What is the Lottery?

Lottery is a game of chance in which players purchase tickets to win a prize. Prizes can be cash or goods. The winners are selected through a random drawing. The draw is usually held once a week or every day. The odds of winning a lottery vary by state, but generally are low. The most common strategies for maximizing your chances of winning are buying more tickets and selecting the right numbers. However, these methods will not improve your odds by much.

Lotteries are a popular source of revenue for states. They can be a supplement to existing tax revenue, such as sales or income taxes. In addition, they can be a way to increase funding for specific programs, such as infrastructure development or education. While many critics argue that lotteries are a bad way to raise revenue, others support them as a safe and effective alternative to raising taxes.

When you play the lottery, you can choose to receive your prize as a lump sum or annuity payment. Lump sum payments provide immediate cash, while annuity payments are paid out over time. The type of payment you choose will depend on your financial goals and the applicable rules. In general, annuity payments are a better option for those who want to invest their winnings.

The first lotteries were conducted in Europe as early as the 15th century. They were often used to fund town fortifications and help the poor. The word “lottery” derives from Middle Dutch, loten, or from French loterie, itself a diminutive of Old Dutch lote, meaning “fate.”

Whether you’re looking for an inexpensive vacation or a new home, winning the lottery can be a great way to make your dreams come true. However, it’s important to remember that a lottery is not the answer to financial hardship.
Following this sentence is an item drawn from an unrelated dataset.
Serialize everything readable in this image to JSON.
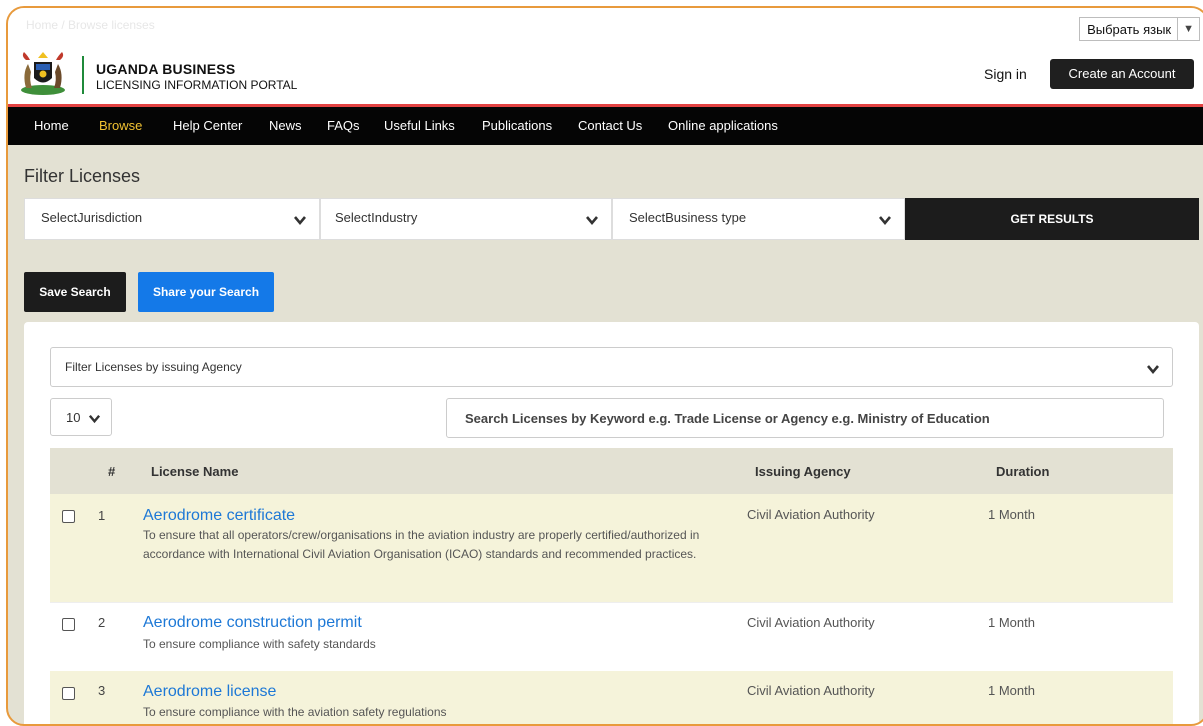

A big lottery jackpot can quickly deplete savings accounts, and winning a large amount of money can also have negative consequences for your lifestyle and health.

Winning the lottery can change your life in many ways, but it’s not a quick fix. It takes time to adjust to the sudden wealth, and you’ll have to learn how to manage it carefully. The best way to maximize your lottery winnings is to have a long-term plan and keep your spending in check.

While playing the lottery is fun and harmless for most people, some people develop an addiction to gambling. If you’re struggling with gambling, it’s best to seek professional help and stop playing altogether. If you’re still struggling to get control of your gambling, Dr. Rock suggests that you talk to a counselor or visit a professional who can help you deal with the problem. This will enable you to enjoy the lottery without losing your hard-earned money. Then, you’ll be able to save money for more important things. This way, you can be happy with your finances and enjoy your life to the fullest. And who knows, maybe you’ll eventually be able to quit gambling for good.